= Beginning of Section =

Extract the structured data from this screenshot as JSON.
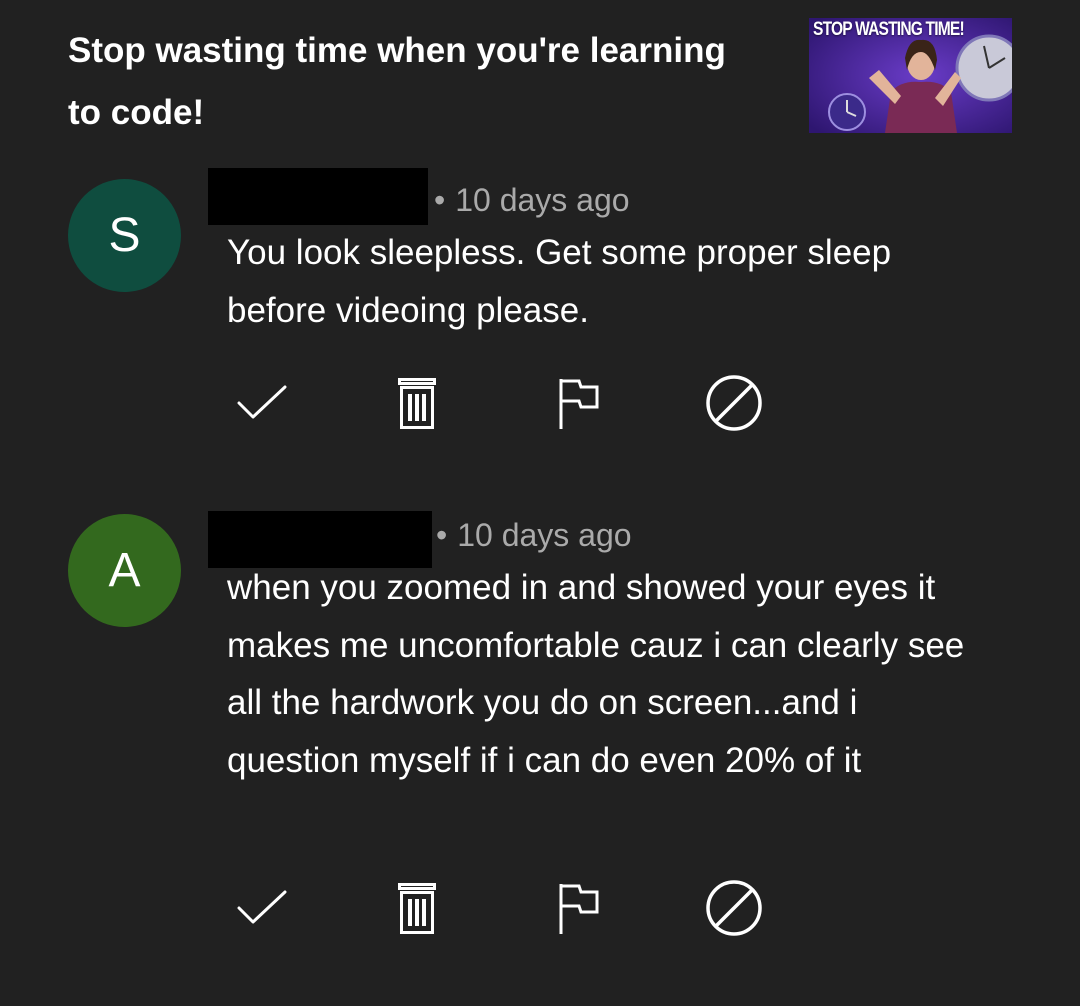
{
  "video": {
    "title": "Stop wasting time when you're learning to code!",
    "thumbnail_text": "STOP WASTING TIME!"
  },
  "comments": [
    {
      "avatar_letter": "S",
      "avatar_color": "#0f4d3f",
      "time": "10 days ago",
      "text": "You look sleepless. Get some proper sleep before videoing please."
    },
    {
      "avatar_letter": "A",
      "avatar_color": "#33691e",
      "time": "10 days ago",
      "text": "when you zoomed in and showed your eyes it makes me uncomfortable cauz i can clearly see all the hardwork you do on screen...and i question myself if i can do even 20% of it"
    }
  ],
  "actions": {
    "approve_icon": "check-icon",
    "delete_icon": "trash-icon",
    "report_icon": "flag-icon",
    "hide_user_icon": "block-icon"
  },
  "colors": {
    "background": "#212121",
    "meta_text": "#aaaaaa",
    "icon": "#ffffff"
  }
}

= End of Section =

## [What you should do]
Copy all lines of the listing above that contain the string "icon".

## [Reply]
    "approve_icon": "check-icon",
    "delete_icon": "trash-icon",
    "report_icon": "flag-icon",
    "hide_user_icon": "block-icon"
    "icon": "#ffffff"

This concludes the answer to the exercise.